The UK government narrowly avoided defeat after members of the Inter-Parliamentary Alliance on China (IPAC) led a cross-party group of MPs in backing a ‘genocide amendment’ to the Trade Bill. The amendment would have led to the UK becoming the first country in the world to allow genocide cases to be considered in domestic courts.
The amendment received support from all opposition parties in the House of Commons, with prominent IPAC MPs Sir Iain Duncan-Smith, Nusrat Ghani and Bob Seely leading a group of dozens of Conservative MPs in rebelling against the government. The amendment was narrowly defeated by 319 to 308 votes.
The group of 40 IPAC MPs were pivotal in garnering support in the Commons, with all major parties represented in the Alliance. IPAC member and crossbench peer Lord David Alton has announced his intention to submit a re-drafted amendment for consideration in the House of Lords.
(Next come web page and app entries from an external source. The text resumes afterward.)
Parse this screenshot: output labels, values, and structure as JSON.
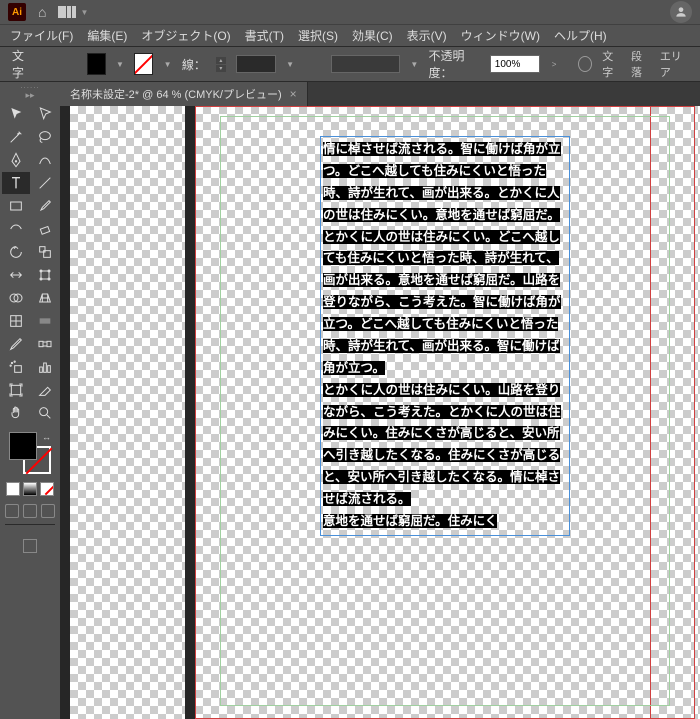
{
  "titlebar": {
    "logo": "Ai"
  },
  "menu": {
    "file": "ファイル(F)",
    "edit": "編集(E)",
    "object": "オブジェクト(O)",
    "format": "書式(T)",
    "select": "選択(S)",
    "effect": "効果(C)",
    "view": "表示(V)",
    "window": "ウィンドウ(W)",
    "help": "ヘルプ(H)"
  },
  "ctrl": {
    "tool": "文字",
    "stroke_label": "線：",
    "stroke_width": "",
    "opacity_label": "不透明度：",
    "opacity": "100%",
    "r1": "文字",
    "r2": "段落",
    "r3": "エリア"
  },
  "doc": {
    "tab": "名称未設定-2* @ 64 % (CMYK/プレビュー)"
  },
  "text": {
    "p1": "情に棹させば流される。智に働けば角が立つ。どこへ越しても住みにくいと悟った時、詩が生れて、画が出来る。とかくに人の世は住みにくい。意地を通せば窮屈だ。",
    "p2": "とかくに人の世は住みにくい。どこへ越しても住みにくいと悟った時、詩が生れて、画が出来る。意地を通せば窮屈だ。山路を登りながら、こう考えた。智に働けば角が立つ。どこへ越しても住みにくいと悟った時、詩が生れて、画が出来る。智に働けば角が立つ。",
    "p3": "とかくに人の世は住みにくい。山路を登りながら、こう考えた。とかくに人の世は住みにくい。住みにくさが高じると、安い所へ引き越したくなる。住みにくさが高じると、安い所へ引き越したくなる。情に棹させば流される。",
    "p4": "意地を通せば窮屈だ。住みにく"
  }
}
The amendment was designed to enable UK courts to make an advisory preliminary genocide judgement for governments to consider when signing trade deals with states accused of committing genocide. The amendment was the brainchild of IPAC Coordinator Luke de Pulford who has run the campaign in the House of Lords and House of Commons.
Luke de Pulford, IPAC coordinator commented:
“The Inter-Parliamentary Alliance on China will continue working to give Uyghurs their day in court. The size of today’s rebellion shows that there is growing support for this issue from across the House. Members from all parties agree with us that the current system of genocide determination is broke and needs urgent fixing.
We now have another bite of the cherry in the Lords with an amendment which takes some of the government’s arguments into account.”
Sir Iain Duncan-Smith MP, former Conservative Party leader and IPAC co-chair commented:
“Today’s rebellion shows that the government can no longer ignore calls to bring genocide cases before UK courts. We will continue to work on this amendment, taking into account the points made by Members in the House today, and I hope the House of Lords will now ensure an improved amendment returns to the House of Commons.
The wilful ignorance of alleged genocide and grave human rights abuses in China and elsewhere must stop, we will not sell out our values for trade deals with genocidal states.”
Lord David Alton, IPAC member and co-sponsor of the amendment in the Lords commented:
“The fight does not end here. We will continue to do all we can to ensure that Uyghurs and other victims of alleged genocide have a route to justice through UK courts. The Inter-Parliamentary Alliance on China and other groups will continue to work across party lines to propose a refinement to the amendment which will meet the perfectly reasonable argument that, once the Court has reached a determination of Genocide, Parliament should then be able to vote on the revocation of a trade deal with the country concerned.”
Baroness Helena Kennedy, IPAC co-chair and Labour peer commented:
“The struggle for justice for Uyghurs and other persecuted groups continues. I know that colleagues across all parties will not accept the loopholes in our existing systems which allow perpetrators of genocide to escape with impunity. The work to bring an improved amendment to the House of Lords begins immediately.”
Layla Moran MP, Liberal Democrats Foreign Affairs Spokesperson and IPAC member commented:
“Today the Government turned down a crucial opportunity to say ‘never again’ and put ending genocide and protecting human rights at the heart of the UK’s trade policy, despite clear cross-party support.
“The Government has chosen to turn a blind eye and to not put human rights first. But this isn’t over – we will support a new amendment when the Bill goes back to the Lords.”